◆ ASSIGNMENT ◆
Find every line in the records below that contains the word "first", and copy each such line.

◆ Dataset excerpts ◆
- - - - -

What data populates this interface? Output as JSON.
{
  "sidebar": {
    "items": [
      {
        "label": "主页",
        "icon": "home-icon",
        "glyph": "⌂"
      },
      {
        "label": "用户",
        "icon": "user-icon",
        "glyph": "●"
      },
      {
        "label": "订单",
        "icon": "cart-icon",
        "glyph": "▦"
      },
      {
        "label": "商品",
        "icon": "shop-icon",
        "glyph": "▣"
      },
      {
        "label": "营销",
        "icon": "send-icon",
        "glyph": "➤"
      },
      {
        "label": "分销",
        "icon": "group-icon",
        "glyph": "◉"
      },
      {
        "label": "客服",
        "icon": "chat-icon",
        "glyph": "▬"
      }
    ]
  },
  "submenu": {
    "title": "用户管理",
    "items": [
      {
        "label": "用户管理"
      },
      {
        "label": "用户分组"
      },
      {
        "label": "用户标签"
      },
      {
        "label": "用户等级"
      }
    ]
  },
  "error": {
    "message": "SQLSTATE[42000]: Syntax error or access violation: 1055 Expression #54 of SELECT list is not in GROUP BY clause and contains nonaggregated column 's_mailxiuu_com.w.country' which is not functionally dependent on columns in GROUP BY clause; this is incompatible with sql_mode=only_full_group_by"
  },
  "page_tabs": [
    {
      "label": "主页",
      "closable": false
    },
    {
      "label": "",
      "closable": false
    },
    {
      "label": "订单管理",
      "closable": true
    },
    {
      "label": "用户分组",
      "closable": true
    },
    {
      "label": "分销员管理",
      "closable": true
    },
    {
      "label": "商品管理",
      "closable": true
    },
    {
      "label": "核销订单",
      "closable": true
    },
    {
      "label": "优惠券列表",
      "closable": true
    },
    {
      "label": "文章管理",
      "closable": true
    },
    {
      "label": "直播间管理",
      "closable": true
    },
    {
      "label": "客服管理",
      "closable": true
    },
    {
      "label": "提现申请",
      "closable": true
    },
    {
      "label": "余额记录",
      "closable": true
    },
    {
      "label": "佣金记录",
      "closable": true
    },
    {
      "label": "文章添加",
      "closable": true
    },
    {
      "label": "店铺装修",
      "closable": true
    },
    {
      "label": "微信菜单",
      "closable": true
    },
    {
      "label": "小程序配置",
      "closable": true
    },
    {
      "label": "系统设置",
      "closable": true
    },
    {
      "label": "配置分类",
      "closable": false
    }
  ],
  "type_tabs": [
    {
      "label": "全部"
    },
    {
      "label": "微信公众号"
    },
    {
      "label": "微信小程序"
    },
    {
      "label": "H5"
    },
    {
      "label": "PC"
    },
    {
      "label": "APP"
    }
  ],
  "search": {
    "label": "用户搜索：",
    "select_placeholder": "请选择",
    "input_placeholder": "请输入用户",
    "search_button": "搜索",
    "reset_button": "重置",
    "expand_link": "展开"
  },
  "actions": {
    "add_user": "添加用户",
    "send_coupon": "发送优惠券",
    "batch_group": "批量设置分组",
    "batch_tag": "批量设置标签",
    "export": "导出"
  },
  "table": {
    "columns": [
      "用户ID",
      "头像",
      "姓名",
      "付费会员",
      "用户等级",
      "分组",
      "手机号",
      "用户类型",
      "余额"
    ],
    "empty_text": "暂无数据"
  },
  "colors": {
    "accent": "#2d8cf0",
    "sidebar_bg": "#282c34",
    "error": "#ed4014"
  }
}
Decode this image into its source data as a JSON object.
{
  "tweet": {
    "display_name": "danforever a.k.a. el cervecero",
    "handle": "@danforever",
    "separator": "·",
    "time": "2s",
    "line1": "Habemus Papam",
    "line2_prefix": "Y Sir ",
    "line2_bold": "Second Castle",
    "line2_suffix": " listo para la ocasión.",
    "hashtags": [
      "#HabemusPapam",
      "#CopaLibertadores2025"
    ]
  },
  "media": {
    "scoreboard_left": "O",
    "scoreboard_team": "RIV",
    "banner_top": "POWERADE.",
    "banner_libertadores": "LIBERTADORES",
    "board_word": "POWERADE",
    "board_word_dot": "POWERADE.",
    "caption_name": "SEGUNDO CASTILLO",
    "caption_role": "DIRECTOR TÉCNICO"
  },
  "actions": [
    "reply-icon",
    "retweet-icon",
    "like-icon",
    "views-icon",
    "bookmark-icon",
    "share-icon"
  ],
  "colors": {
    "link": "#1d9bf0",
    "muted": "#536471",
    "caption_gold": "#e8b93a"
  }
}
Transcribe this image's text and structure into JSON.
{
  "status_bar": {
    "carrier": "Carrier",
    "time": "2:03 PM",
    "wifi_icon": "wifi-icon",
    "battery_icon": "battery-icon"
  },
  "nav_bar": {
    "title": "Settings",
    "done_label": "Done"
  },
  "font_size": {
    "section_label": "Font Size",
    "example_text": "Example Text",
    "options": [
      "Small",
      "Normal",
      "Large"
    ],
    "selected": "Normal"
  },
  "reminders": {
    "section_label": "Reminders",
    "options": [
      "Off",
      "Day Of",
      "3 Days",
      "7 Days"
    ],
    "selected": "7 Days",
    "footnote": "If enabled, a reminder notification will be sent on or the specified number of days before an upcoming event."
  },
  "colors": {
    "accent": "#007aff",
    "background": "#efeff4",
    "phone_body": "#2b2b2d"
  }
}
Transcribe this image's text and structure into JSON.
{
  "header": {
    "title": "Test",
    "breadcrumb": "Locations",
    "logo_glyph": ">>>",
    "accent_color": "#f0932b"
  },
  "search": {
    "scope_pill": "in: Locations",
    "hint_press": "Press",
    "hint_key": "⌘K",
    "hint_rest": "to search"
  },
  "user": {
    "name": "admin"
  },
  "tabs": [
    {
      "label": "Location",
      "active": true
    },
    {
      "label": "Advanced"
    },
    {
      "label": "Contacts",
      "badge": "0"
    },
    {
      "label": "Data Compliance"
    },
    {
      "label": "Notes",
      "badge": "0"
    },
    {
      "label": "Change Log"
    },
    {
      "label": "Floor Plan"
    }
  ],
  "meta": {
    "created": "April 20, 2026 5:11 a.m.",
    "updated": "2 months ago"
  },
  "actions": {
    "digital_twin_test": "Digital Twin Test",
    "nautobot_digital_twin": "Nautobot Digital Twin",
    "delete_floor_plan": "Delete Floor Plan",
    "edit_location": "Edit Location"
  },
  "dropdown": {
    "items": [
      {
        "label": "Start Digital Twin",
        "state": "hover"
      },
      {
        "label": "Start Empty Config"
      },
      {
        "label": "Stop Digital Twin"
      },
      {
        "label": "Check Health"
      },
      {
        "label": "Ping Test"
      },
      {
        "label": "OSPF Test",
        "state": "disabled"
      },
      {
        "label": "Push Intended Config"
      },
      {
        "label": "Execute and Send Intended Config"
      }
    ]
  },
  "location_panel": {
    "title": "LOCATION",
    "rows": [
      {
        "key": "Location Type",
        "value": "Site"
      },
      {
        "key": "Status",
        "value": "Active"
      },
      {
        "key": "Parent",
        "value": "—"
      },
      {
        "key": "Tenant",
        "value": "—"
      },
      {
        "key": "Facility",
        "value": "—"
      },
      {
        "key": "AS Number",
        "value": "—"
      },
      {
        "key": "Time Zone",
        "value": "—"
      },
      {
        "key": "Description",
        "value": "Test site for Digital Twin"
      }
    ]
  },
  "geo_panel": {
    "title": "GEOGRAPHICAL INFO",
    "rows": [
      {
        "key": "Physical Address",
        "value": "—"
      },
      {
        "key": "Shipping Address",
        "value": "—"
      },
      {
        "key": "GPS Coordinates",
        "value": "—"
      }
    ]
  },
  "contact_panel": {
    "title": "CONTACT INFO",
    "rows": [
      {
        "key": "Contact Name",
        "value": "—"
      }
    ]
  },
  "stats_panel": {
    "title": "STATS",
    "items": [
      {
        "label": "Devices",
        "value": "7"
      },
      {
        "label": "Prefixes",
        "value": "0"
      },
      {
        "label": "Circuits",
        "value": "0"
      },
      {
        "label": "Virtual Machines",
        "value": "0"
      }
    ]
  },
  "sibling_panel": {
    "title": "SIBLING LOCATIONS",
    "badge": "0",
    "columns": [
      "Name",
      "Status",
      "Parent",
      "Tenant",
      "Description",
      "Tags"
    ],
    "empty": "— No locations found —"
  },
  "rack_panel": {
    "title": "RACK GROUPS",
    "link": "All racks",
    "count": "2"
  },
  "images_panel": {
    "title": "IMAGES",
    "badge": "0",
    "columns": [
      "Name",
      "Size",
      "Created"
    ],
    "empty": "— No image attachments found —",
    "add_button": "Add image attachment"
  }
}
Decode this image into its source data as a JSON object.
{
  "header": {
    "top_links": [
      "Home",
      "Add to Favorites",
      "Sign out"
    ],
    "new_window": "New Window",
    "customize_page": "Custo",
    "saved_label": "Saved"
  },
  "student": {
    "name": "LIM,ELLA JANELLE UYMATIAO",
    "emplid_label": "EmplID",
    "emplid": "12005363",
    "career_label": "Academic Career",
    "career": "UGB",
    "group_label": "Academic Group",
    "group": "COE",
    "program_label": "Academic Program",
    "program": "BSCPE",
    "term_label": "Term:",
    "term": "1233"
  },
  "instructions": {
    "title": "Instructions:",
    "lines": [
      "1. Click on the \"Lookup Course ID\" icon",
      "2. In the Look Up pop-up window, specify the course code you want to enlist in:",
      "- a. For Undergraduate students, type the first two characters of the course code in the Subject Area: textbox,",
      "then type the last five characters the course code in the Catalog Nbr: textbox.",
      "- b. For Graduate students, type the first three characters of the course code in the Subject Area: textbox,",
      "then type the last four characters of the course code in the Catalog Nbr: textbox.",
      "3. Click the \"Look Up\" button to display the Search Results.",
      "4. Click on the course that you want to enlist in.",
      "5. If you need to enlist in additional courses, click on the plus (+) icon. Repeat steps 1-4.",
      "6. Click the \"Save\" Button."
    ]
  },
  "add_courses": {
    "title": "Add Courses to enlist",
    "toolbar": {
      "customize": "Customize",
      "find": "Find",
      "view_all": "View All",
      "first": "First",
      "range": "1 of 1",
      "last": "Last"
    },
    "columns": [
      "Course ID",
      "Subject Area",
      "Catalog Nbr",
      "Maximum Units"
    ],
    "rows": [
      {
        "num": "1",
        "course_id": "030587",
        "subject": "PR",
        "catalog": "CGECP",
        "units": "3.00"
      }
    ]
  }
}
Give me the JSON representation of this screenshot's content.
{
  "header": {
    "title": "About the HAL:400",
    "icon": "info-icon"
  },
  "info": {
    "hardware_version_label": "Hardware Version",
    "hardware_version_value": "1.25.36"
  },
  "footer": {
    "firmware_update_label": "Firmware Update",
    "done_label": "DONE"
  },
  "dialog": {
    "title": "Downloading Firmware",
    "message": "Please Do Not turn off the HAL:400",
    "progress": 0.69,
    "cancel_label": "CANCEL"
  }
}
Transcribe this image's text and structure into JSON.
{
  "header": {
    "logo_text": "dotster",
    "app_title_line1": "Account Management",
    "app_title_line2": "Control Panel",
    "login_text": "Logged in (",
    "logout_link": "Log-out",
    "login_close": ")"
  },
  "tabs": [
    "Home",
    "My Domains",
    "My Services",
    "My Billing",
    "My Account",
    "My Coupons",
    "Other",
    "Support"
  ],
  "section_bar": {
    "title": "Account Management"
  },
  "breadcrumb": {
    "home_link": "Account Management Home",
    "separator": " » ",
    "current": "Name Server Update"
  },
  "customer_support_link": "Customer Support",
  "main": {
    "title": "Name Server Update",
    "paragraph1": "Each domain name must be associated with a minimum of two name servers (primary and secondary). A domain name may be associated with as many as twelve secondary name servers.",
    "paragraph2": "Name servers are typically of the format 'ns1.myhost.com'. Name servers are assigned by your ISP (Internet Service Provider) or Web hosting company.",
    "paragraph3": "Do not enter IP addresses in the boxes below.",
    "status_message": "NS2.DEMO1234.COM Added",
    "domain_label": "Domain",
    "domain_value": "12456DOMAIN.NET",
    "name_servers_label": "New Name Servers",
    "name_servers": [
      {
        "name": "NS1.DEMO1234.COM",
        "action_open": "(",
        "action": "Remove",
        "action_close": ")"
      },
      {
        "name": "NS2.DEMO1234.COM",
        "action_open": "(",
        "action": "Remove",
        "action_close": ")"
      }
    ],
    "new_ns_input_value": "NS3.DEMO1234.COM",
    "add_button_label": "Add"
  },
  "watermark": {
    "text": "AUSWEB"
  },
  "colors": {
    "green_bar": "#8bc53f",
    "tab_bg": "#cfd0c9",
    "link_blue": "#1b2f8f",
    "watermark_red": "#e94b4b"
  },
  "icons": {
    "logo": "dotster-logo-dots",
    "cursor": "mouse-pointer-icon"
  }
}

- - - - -

◆ ANSWER FOR THE TASK ◆
      "- a. For Undergraduate students, type the first two characters of the course code in the Subject Area: textbox,",
      "- b. For Graduate students, type the first three characters of the course code in the Subject Area: textbox,",
      "first": "First",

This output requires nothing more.